  7. Modeling the Atmospheric Deposition of Mercury to Lake Champlain (from Anthropogenic Sources in the U.S. and Canada) (also available as a PowerPoint presentation [11 MB]). Presentation at the Workshop on Coordination of Atmospheric Deposition Research in the Lake Champlain Basin, June 5-6, 2003, Burlington, Vermont.
  8. Simulating the Atmospheric Fate and Transport of Mercury using the NOAA HYSPLIT Model (also available as aPowerPoint file [5 MB]). Presentation at the NOAA Atmospheric Mercury Meeting November 14-15, 2006, Silver Spring MD. Includes overview of current modeling activities and results for Rock Creek MD watershed.

Time Trends:
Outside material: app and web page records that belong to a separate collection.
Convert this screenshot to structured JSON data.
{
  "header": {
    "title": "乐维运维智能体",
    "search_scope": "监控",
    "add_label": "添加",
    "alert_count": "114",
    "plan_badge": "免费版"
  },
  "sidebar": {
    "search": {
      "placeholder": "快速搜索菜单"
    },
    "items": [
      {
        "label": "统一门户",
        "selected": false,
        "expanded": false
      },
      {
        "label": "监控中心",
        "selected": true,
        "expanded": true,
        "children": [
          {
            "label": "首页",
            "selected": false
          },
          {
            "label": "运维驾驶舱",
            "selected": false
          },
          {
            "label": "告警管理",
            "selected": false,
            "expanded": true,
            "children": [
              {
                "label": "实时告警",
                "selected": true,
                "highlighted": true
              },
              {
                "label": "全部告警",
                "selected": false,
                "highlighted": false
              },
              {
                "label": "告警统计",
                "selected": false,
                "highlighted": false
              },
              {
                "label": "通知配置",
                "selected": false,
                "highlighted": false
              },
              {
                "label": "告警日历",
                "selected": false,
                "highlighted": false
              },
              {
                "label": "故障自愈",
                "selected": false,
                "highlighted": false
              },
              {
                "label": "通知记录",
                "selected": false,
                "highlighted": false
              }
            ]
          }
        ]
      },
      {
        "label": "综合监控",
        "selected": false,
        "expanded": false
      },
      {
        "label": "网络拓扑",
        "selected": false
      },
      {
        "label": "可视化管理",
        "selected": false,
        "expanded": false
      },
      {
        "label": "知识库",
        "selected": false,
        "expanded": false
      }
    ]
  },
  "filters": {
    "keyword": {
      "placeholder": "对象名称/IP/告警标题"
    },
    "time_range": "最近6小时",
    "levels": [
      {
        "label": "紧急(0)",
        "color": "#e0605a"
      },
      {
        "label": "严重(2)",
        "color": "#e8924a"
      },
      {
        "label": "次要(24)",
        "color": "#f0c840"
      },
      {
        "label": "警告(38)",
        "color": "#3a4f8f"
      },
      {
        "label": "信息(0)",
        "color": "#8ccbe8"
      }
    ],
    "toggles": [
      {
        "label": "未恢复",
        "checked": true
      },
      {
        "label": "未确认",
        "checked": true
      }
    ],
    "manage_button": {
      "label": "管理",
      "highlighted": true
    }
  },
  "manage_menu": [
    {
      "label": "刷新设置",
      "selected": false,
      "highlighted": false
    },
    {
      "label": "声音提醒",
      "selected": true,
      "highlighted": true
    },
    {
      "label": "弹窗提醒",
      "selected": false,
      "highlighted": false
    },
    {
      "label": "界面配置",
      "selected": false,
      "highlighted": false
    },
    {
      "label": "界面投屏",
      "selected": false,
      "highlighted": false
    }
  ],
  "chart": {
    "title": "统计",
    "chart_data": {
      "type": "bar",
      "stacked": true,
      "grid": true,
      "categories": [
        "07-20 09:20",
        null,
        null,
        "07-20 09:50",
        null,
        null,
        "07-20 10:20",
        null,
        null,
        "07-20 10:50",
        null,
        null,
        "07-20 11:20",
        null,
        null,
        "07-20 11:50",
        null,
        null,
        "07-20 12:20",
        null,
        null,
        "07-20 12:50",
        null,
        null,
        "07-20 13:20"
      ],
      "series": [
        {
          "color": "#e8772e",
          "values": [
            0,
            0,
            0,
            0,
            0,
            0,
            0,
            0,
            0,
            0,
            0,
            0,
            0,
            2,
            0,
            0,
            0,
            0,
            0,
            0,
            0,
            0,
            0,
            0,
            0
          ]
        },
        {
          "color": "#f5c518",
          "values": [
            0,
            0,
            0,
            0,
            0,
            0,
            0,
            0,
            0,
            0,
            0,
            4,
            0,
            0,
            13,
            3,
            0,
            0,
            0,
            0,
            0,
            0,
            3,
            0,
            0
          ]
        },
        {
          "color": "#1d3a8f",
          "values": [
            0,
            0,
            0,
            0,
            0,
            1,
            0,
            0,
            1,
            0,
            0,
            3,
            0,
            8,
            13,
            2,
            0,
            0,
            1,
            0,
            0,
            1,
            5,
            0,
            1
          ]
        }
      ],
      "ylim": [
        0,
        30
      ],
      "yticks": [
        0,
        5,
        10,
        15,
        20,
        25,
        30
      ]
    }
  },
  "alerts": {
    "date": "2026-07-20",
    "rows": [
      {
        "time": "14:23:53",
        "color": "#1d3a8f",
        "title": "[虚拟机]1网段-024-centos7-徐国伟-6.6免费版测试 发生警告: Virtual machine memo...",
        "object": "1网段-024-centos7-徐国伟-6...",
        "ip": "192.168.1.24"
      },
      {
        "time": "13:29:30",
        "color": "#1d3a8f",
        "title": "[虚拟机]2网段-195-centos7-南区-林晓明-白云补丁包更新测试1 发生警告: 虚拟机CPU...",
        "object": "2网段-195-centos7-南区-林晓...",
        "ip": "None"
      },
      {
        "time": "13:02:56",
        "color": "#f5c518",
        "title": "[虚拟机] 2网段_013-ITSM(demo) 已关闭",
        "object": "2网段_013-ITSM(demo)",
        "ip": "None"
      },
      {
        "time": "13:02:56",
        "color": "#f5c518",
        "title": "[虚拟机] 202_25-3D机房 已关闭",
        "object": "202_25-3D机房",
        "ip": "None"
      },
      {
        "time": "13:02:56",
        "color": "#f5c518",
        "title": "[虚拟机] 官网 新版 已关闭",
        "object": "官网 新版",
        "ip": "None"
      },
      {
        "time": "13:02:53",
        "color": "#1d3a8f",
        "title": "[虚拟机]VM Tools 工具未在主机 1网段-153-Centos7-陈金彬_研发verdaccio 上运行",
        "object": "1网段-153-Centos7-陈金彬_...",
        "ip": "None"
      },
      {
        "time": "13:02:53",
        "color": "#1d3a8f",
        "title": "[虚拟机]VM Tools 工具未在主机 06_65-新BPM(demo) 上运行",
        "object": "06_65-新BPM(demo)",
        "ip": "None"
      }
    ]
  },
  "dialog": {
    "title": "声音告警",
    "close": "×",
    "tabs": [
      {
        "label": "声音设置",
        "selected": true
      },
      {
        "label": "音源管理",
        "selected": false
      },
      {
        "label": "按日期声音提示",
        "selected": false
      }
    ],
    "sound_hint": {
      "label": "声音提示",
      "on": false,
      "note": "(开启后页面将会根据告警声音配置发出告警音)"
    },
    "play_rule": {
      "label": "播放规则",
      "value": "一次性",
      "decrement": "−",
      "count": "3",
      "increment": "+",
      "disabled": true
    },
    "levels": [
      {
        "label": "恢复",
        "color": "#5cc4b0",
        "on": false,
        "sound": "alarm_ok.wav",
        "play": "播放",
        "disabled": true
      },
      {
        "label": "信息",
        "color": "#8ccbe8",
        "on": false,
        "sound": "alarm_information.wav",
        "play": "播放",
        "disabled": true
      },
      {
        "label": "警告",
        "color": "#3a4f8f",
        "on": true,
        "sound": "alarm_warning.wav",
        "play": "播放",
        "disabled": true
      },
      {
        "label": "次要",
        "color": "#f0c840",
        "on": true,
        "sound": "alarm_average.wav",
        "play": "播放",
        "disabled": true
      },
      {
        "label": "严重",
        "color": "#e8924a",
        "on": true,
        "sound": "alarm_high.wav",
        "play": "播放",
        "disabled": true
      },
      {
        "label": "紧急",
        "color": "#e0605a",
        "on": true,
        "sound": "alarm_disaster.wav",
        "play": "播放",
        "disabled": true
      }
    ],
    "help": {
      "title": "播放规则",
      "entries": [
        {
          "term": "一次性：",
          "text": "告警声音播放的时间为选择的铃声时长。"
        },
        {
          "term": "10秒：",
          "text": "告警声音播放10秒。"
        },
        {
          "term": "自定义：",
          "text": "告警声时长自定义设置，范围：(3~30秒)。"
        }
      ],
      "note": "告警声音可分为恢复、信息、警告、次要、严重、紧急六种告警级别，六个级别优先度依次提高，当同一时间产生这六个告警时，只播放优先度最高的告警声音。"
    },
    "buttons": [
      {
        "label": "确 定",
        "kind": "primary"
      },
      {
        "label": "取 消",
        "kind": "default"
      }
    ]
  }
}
  1. Atmospheric Mercury Deposition Impacts of Future Electric Power Generation. Final Report. Mark Cohen, NOAA Air Resources Laboratory, Silver Spring, MD. Project Manager and Co-Investigator: Paul J. Miller, Program Coordinator, Air Quality, Commission for Environmental Cooperation (CEC), Montreal, Quebec, Canada. Prepared for the CEC, December 8, 2003.
  2. Atmospheric Mercury Deposition Impacts of Future Electric Power Generation (also available as a PowerPoint presentation [9 MB]). Presentation at Mercury in the Great Lakes Region, Sponsored by the Commission for Environmental Cooperation’s Environment, Economy and Trade and Pollutants and Health Programs in cooperation with the Binational Toxic Strategy, December 17th, 2003, Chicago, IL.
  3. Mercury in the Environment and Patterns of Mercury Deposition from the NADP/MDN Mercury Deposition Network. Final Report to USEPA Clean Air Markets Division, January 2007. Authors: Tom Butler and Gene Likens (Institute of Ecosystem Studies), Mark Cohen (NOAA Air Resources Lab), and Francoise Vermeylen (Cornell University).
  4. Mercury at MDN sites, 1998-2005: Declines in the Northeast, No Change in the Southeast (also available as a PowerPoint file [2 MB]). Authors: Tom Butler, Gene Likens, Mark Cohen, Francoise Vermeylen, David Schmeltz and Richard Artz. Poster presented by Tom Butler at the National Atmospheric Deposition Program 29th Annual Technical Meeting – NADP 2006: Effects of Deposition in Coastal and Urban Environments. Norfolk, Virginia, 24-26 October 2006.
  5. Regional precipitation mercury trends in the eastern USA, 1998-2005: Declines in the Northeast and Midwest, no trend in the Southeast. T. Butler, M. Cohen, F. Vermeylen, G. Likens, D. Schmeltz, R Artz (2008). Atmospheric Environment 42, 1582-1592.

Multimedia Mercury Modeling:

  1. A synthesis of rates and controls on elemental mercury evasion in the Great Lakes Basin. Joseph S. Denkenberger, Charles T. Driscoll, Brian A. Branfireun, Chris S. Eckley, Mark Cohen, Pranesh Selvendiran (2012). Environmental Pollution 161291-298.
  2. Reconciling models and measurements to assess trends in atmospheric mercury deposition. E. Sunderland, M. Cohen, N. Selin, G. Chmura (2008). Environmental Pollution 156 526-535.
  3. Atmospheric Fate and Transport of Mercury (also available as a PowerPoint file [8 MB]). Presentation at the Lake Ontario Contaminant Monitoring & Research Workshop Planning for the 2008 Cooperative Monitoring Year (Contaminants Component), Grand Island, New York, March 27 & 28, 2007. Includes discussions of: (a) ongoing efforts to link atmospheric mercury models with mercury models in other media; (b) atmospheric modeling needs and goals; (c) results for Lake Ontario.